Call it 25 A.D. — Tiberius
was still in Rome.
Pilate was headquartered in Caesarea
but spending most
of his time in Jerusalem.
John was in the wilderness.
Herodians were busy
trying to win the hearts and minds
of the Jews to the Roman way.
Zealots were agitating
for independence. And Pilate’s wife
began having bad dreams.
That’s when the murders started.
First, the wife of a publican.
The second night the victim
was the mistress of a high priest.
A prostitute familiar
to the centurions died third.
Three deaths over three nights.
But more. The women had connections.
The radicals.
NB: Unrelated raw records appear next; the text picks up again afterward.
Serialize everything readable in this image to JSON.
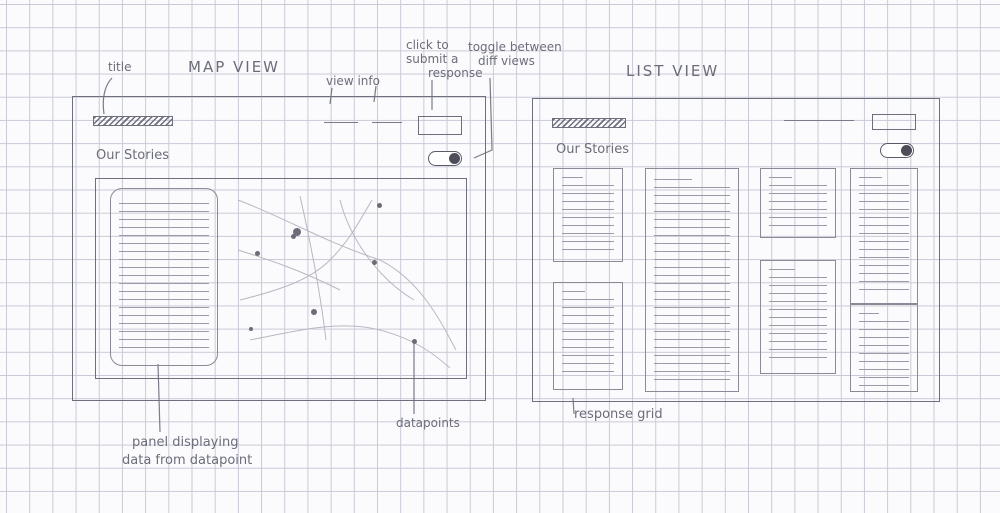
{
  "map_view": {
    "heading": "MAP VIEW",
    "stories_label": "Our Stories",
    "ann_title": "title",
    "ann_view_info": "view info",
    "ann_click_submit": [
      "click to",
      "submit a",
      "response"
    ],
    "ann_toggle": [
      "toggle between",
      "diff views"
    ],
    "ann_panel": [
      "panel displaying",
      "data from datapoint"
    ],
    "ann_datapoints": "datapoints"
  },
  "list_view": {
    "heading": "LIST VIEW",
    "stories_label": "Our Stories",
    "ann_grid": "response grid"
  }
}
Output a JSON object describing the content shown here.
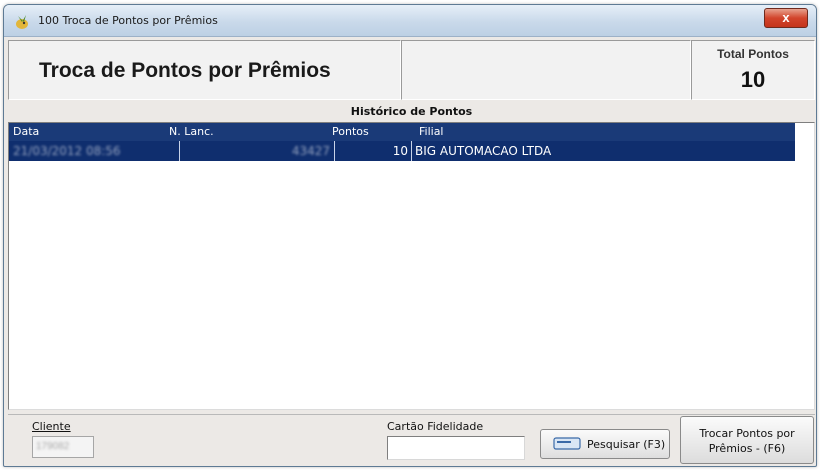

The reactionaries.
The lunatic fringe.
Pilate became involved.
His agents told him something was up,
but they couldn’t discern what.
Pilate knew and understood Rome.
The politics of empire.
More importantly, Pilate knew
and understood that his Jewish contacts
had vested interests.
They were limited, defined
by their involvements, commitments.
To find the killer, solve the mystery,
keep the peace, Pilate knew
and understood he needed
an ally from among the Jews.
yet independent. Pilate’s agents
told him of a young Jew
from Nazareth, an itinerant
preacher, intimately versed in Scripture,
a teacher, as yet
with no students. Pilate turned
to this man. Pilate met with him.
The two had to find the killer,
solve the mystery, keep the peace.
This is the story
of Pilate and Jesus. Their first meeting.
Their struggle to uncover
an evil vastly greater than
anything either one of them
ever could have imagined.
Before the apostles,
the ministry, the arrest and trial,
before the confrontation
of the Roman man and the Christ,
they were just men, just two men
tracking a psychotic killer.
COMING SOON TO A THEATER NEAR YOU:
“Blood In The Temple — A Pilate and Jesus Mystery”